### Record extracts ###
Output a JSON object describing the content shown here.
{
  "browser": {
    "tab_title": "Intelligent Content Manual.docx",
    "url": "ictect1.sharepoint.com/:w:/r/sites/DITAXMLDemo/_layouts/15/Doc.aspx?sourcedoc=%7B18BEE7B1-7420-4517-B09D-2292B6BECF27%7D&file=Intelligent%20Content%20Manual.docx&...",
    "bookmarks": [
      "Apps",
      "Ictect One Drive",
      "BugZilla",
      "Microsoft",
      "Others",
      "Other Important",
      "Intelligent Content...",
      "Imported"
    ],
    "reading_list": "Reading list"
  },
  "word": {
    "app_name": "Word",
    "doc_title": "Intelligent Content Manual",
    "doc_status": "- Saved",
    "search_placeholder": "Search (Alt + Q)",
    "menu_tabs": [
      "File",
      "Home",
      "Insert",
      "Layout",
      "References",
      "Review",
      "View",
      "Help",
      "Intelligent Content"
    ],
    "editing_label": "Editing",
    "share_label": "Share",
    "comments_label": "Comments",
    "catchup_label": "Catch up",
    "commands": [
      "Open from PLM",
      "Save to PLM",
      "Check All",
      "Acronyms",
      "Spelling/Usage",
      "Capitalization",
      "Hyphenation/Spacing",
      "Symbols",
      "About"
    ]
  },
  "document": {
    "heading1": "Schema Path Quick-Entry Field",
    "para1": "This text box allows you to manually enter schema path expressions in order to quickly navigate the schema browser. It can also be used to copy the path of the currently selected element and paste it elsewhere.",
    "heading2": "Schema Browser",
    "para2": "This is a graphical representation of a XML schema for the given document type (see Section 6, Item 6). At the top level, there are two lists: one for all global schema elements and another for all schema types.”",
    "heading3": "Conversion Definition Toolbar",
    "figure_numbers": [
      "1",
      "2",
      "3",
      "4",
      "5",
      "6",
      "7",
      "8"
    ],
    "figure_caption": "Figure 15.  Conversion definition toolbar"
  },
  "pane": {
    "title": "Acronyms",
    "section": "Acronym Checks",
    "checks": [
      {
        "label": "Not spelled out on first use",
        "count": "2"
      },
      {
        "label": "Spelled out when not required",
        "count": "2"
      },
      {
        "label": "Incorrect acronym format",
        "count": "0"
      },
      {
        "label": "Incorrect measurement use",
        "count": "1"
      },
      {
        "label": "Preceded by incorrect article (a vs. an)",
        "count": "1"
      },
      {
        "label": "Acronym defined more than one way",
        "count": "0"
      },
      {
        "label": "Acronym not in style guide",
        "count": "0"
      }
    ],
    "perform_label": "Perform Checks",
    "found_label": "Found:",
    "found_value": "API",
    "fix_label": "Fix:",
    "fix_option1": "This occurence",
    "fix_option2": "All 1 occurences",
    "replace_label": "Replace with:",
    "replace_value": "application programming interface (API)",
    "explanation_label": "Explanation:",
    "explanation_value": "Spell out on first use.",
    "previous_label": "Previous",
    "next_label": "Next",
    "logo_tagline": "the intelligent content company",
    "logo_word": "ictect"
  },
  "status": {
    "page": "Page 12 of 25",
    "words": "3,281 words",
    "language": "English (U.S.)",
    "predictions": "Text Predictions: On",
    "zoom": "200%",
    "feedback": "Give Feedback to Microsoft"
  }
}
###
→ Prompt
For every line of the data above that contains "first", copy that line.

→ Answer space
        "label": "Not spelled out on first use",
    "explanation_value": "Spell out on first use.",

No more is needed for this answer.